» Task objective:
How many lines in the data below include the word "short"? State the number alone.

Items from an interface collection
□ □ □

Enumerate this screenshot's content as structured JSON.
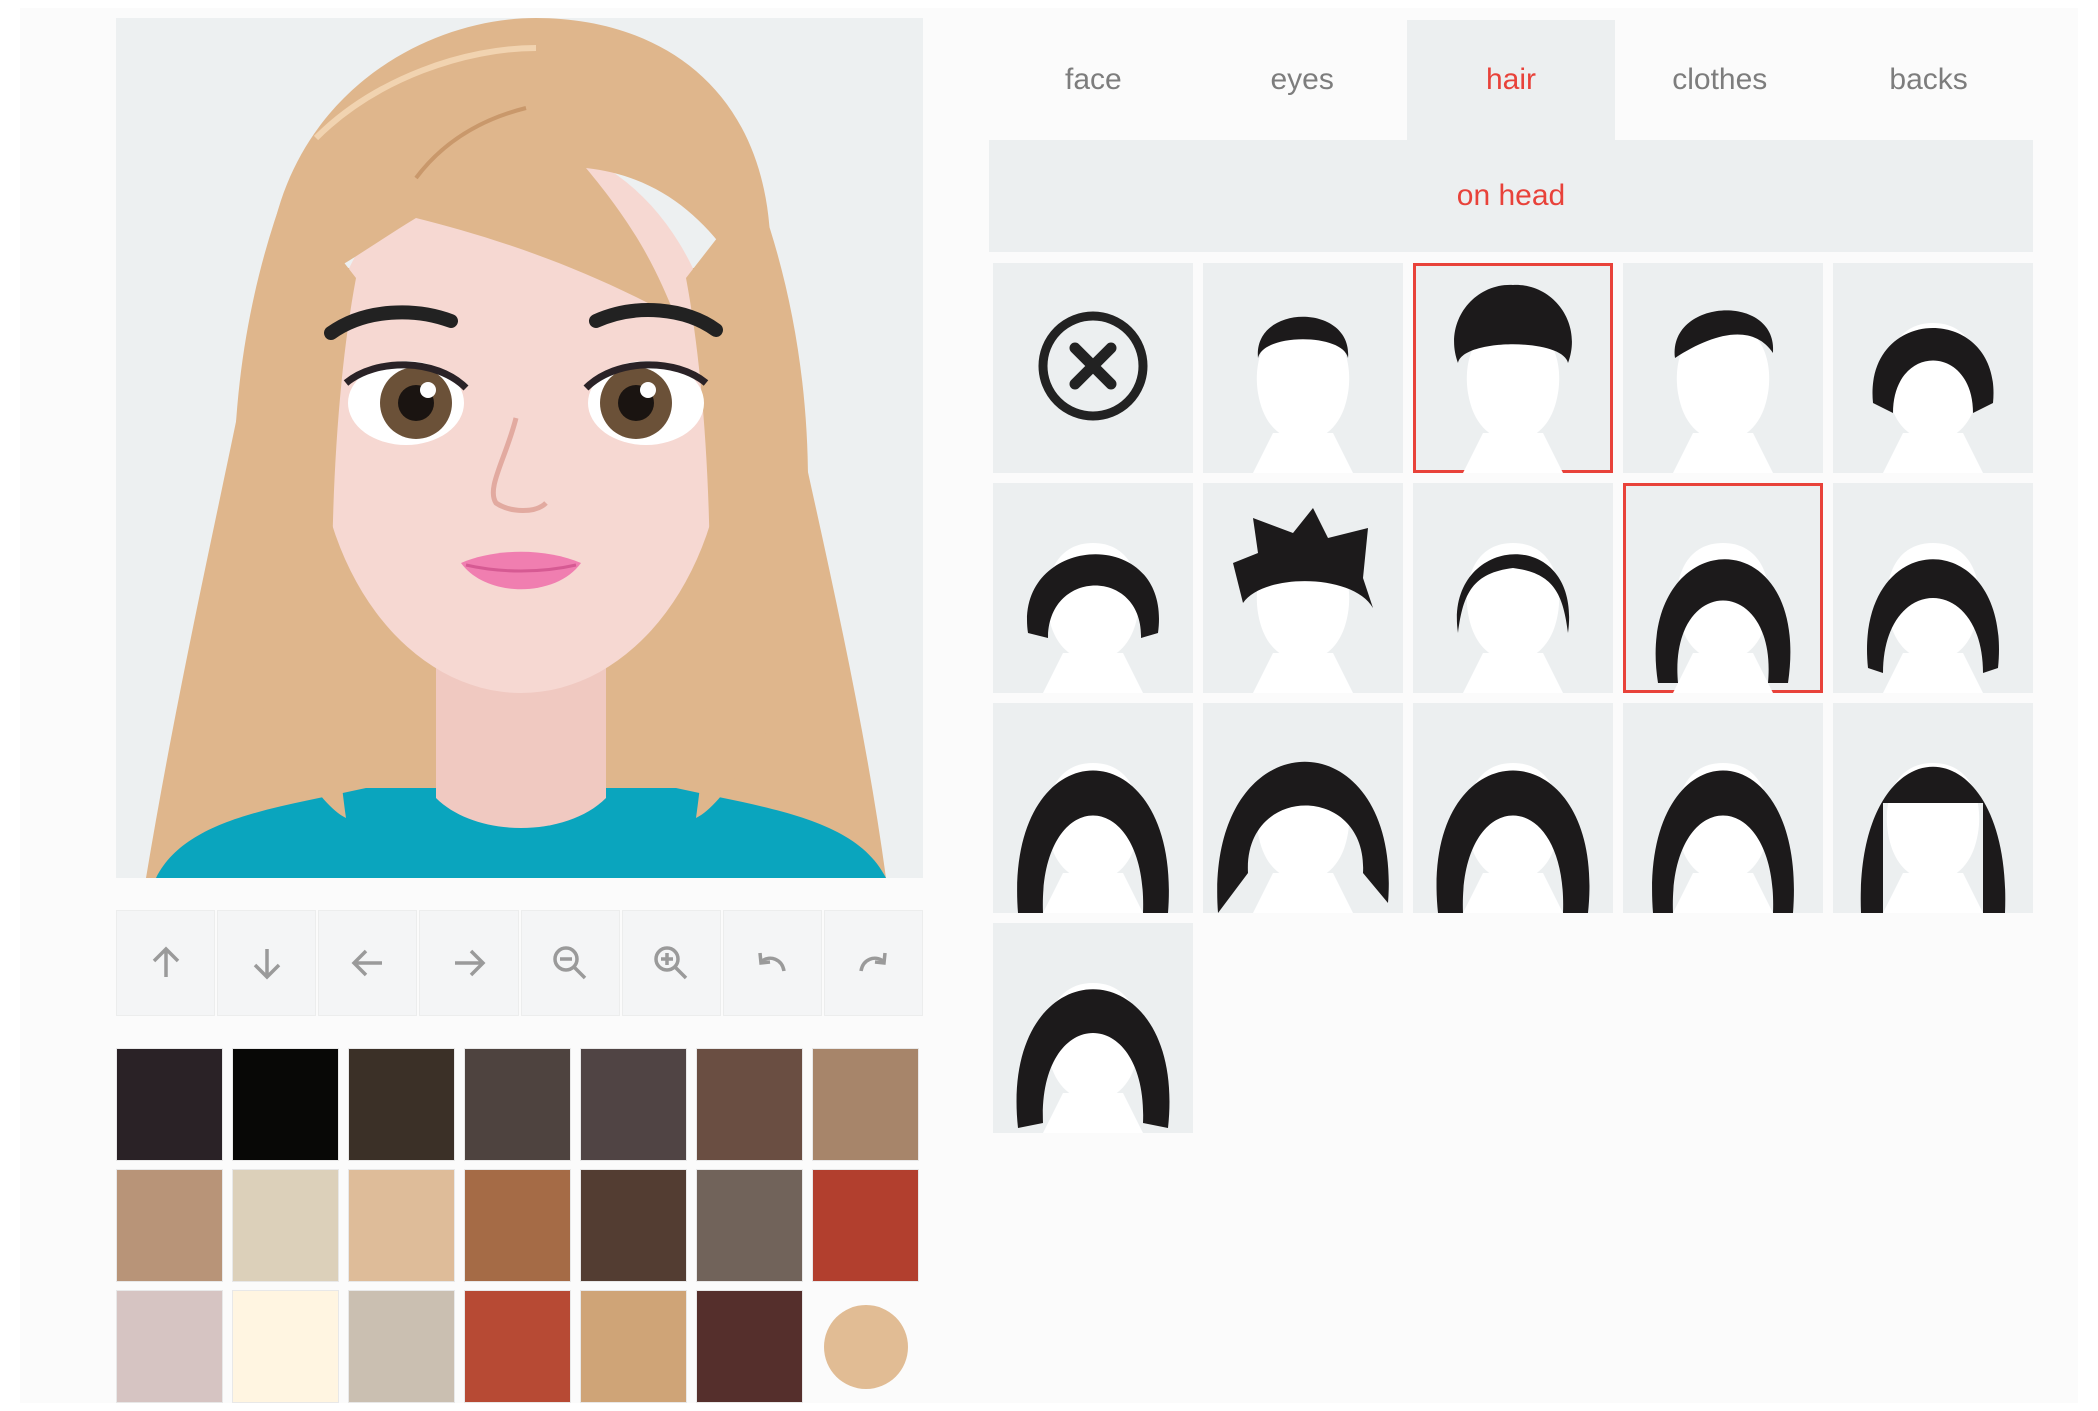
{
  "tabs": [
    {
      "label": "face"
    },
    {
      "label": "eyes"
    },
    {
      "label": "hair",
      "active": true
    },
    {
      "label": "clothes"
    },
    {
      "label": "backs"
    }
  ],
  "subtab": {
    "label": "on head"
  },
  "toolbar": [
    {
      "icon": "arrow-up-icon"
    },
    {
      "icon": "arrow-down-icon"
    },
    {
      "icon": "arrow-left-icon"
    },
    {
      "icon": "arrow-right-icon"
    },
    {
      "icon": "zoom-out-icon"
    },
    {
      "icon": "zoom-in-icon"
    },
    {
      "icon": "undo-icon"
    },
    {
      "icon": "redo-icon"
    }
  ],
  "palette": [
    "#2a2226",
    "#080806",
    "#3b3027",
    "#4e433f",
    "#504444",
    "#6a4e42",
    "#a7856a",
    "#b89478",
    "#dcd0ba",
    "#debc99",
    "#a56b46",
    "#533d32",
    "#71635a",
    "#b23f2e",
    "#d6c4c2",
    "#fff5e1",
    "#cabfb1",
    "#b74a34",
    "#cfa477",
    "#552f2c"
  ],
  "current_color": "#e1bc94",
  "hair_styles": [
    {
      "name": "none"
    },
    {
      "name": "short-crop"
    },
    {
      "name": "curly-short",
      "selected": true
    },
    {
      "name": "side-sweep"
    },
    {
      "name": "bob"
    },
    {
      "name": "wavy-short"
    },
    {
      "name": "spiky"
    },
    {
      "name": "curly-bangs"
    },
    {
      "name": "shoulder-length",
      "selected": true
    },
    {
      "name": "bob-bangs"
    },
    {
      "name": "long-straight"
    },
    {
      "name": "voluminous-curls"
    },
    {
      "name": "long-wavy"
    },
    {
      "name": "long-sleek"
    },
    {
      "name": "long-blunt-bangs"
    },
    {
      "name": "long-layered"
    }
  ],
  "colors": {
    "accent": "#e8423a",
    "hair_preview": "#dfb68c",
    "shirt": "#0aa5be",
    "skin": "#f6d8d2"
  }
}
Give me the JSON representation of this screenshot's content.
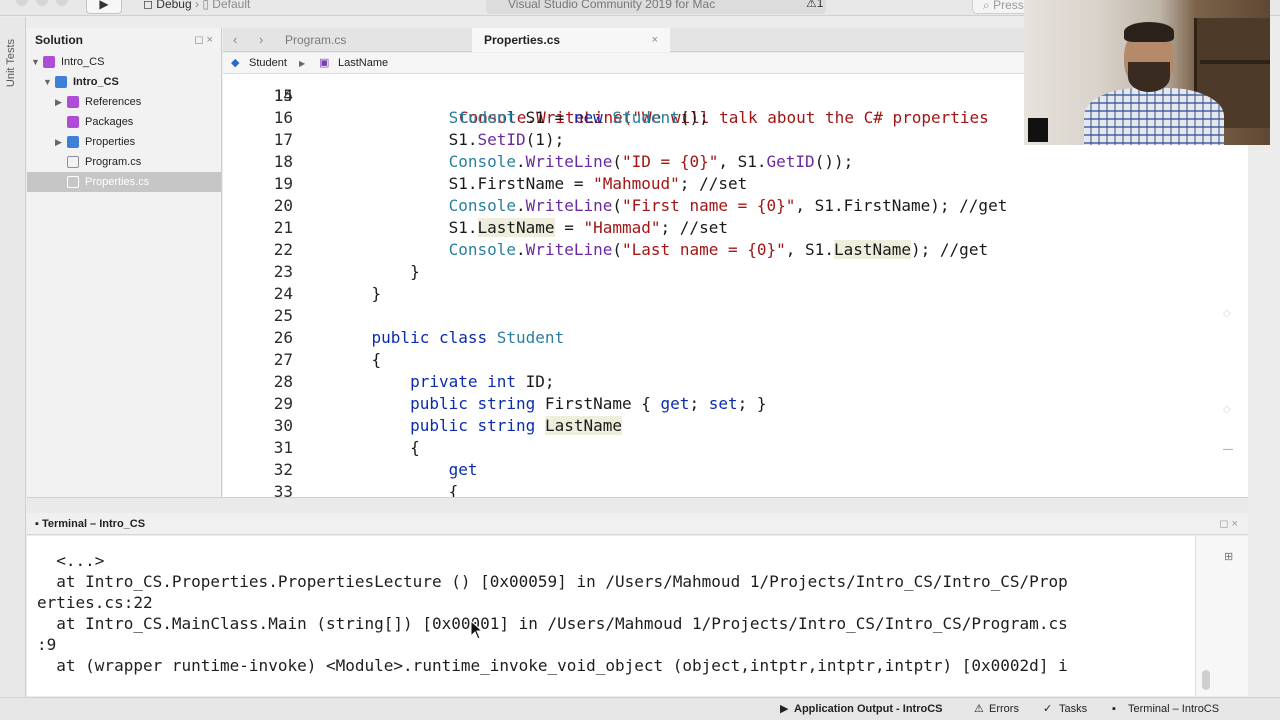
{
  "toolbar": {
    "run_label": "▶",
    "config_debug": "Debug",
    "config_separator": "›",
    "config_target": "Default",
    "title": "Visual Studio Community 2019 for Mac",
    "warning": "⚠1",
    "search_placeholder": "Press '⌘.' to search"
  },
  "vertical_strip": {
    "label": "Unit Tests"
  },
  "solution": {
    "header": "Solution",
    "header_icons": "◻ ×",
    "tree": [
      {
        "label": "Intro_CS",
        "level": 0,
        "expanded": true,
        "selected": false,
        "bold": false
      },
      {
        "label": "Intro_CS",
        "level": 1,
        "expanded": true,
        "selected": false,
        "bold": true
      },
      {
        "label": "References",
        "level": 2,
        "expanded": false,
        "selected": false,
        "bold": false
      },
      {
        "label": "Packages",
        "level": 2,
        "expanded": false,
        "selected": false,
        "bold": false
      },
      {
        "label": "Properties",
        "level": 2,
        "expanded": false,
        "selected": false,
        "bold": false
      },
      {
        "label": "Program.cs",
        "level": 2,
        "expanded": false,
        "selected": false,
        "bold": false
      },
      {
        "label": "Properties.cs",
        "level": 2,
        "expanded": false,
        "selected": true,
        "bold": false
      }
    ]
  },
  "editor": {
    "tabs": [
      {
        "label": "Program.cs",
        "active": false
      },
      {
        "label": "Properties.cs",
        "active": true
      }
    ],
    "tab_close": "×",
    "breadcrumb": {
      "class": "Student",
      "separator": "▶",
      "member": "LastName"
    },
    "top_partial_line": "Console.WriteLine(\"We will talk about the C# properties",
    "line_numbers": [
      "15",
      "16",
      "17",
      "18",
      "19",
      "20",
      "21",
      "22",
      "23",
      "24",
      "25",
      "26",
      "27",
      "28",
      "29",
      "30",
      "31",
      "32",
      "33"
    ]
  },
  "terminal": {
    "title": "Terminal – Intro_CS",
    "header_icons": "◻ ×",
    "lines": [
      "  <...>",
      "  at Intro_CS.Properties.PropertiesLecture () [0x00059] in /Users/Mahmoud 1/Projects/Intro_CS/Intro_CS/Prop",
      "erties.cs:22",
      "  at Intro_CS.MainClass.Main (string[]) [0x00001] in /Users/Mahmoud 1/Projects/Intro_CS/Intro_CS/Program.cs",
      ":9",
      "  at (wrapper runtime-invoke) <Module>.runtime_invoke_void_object (object,intptr,intptr,intptr) [0x0002d] i"
    ]
  },
  "statusbar": {
    "app_output": "Application Output - IntroCS",
    "errors": "Errors",
    "tasks": "Tasks",
    "terminal": "Terminal – IntroCS"
  },
  "colors": {
    "keyword": "#0b2dad",
    "type": "#2a7f9e",
    "string": "#a31515",
    "selection": "#c6c6c6",
    "active_tab": "#f7f7f7"
  }
}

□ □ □

» Worked solution:
3